So, back to Cordite. (Cordite, by the way, is a World-War-I era form of gunpowder used for rifles and artillery. It's called "cordite" because it's formed into cords-- it looks like strands of orange-white spaghetti. If you're writing men's adventure fiction (or poetry), could you please stop talking about "the smell of cordite"? It's mostly obsolete, hardly anybody uses it any more. Thanks you.) So, zombies have long since infected the world, even Australia.

What makes us so fascinated about zombies, anyway? Does the world need zombie poetry? And, more important-- is it any good? Death has fascinated poets since around when Gilgamesh was king-- Death be not proud, Because I could not stop for death, Rage, rage, Garden of Proserpine, not to mention about a million others, including just about every poem that Edgar Allen Poe ever wrote. So, what are zombies, but death on the prowl, coming for you at any moment your attention wanders?
So, sure, why not zombie poetry?

Editor Ivy Alvarez says:
"We know more about the undead species who have lived in our hearts and dined on our minds than ever before. We have probed into their weaknesses, evaded their tricks and know well of their canny (and uncanny) chicanery.
We know these things … because they were once like us. Let us not rest on our laurels. Let us be vigilant and as ready as we can be for the uneasy future that is Zombie 2.0.

*See also the story "Some Zombie Contingency Plans," by Kelly Link.
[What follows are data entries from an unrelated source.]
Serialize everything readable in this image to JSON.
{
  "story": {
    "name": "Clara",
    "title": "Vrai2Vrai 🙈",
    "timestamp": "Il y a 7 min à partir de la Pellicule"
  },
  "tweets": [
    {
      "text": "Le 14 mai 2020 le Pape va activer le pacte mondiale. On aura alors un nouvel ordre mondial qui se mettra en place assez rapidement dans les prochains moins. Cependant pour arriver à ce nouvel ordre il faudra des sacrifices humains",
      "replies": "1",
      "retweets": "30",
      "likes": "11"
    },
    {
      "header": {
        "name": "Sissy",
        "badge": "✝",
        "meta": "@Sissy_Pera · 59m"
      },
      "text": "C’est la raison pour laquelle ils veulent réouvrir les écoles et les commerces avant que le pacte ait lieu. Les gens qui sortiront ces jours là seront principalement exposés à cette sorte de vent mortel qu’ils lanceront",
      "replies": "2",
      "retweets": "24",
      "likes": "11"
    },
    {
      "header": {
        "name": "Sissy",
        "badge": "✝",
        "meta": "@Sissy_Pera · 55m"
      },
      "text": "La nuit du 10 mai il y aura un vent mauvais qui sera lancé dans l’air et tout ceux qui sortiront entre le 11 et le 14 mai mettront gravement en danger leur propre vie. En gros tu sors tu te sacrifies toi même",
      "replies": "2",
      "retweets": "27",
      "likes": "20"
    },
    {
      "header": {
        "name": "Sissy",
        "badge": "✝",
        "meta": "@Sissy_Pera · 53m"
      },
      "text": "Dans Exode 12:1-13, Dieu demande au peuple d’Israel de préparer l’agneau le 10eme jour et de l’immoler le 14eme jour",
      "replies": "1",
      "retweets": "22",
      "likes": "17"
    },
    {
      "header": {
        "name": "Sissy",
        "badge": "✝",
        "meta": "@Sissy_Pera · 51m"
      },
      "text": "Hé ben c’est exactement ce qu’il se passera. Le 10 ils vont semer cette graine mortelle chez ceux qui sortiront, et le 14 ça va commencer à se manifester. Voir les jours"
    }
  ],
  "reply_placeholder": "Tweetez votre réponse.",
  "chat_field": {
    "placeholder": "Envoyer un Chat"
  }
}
Check it out; Kelly Link is really weird. And I mean that in a seriously good way.


The poet doesn't invent. He listens. ~Jean Cocteau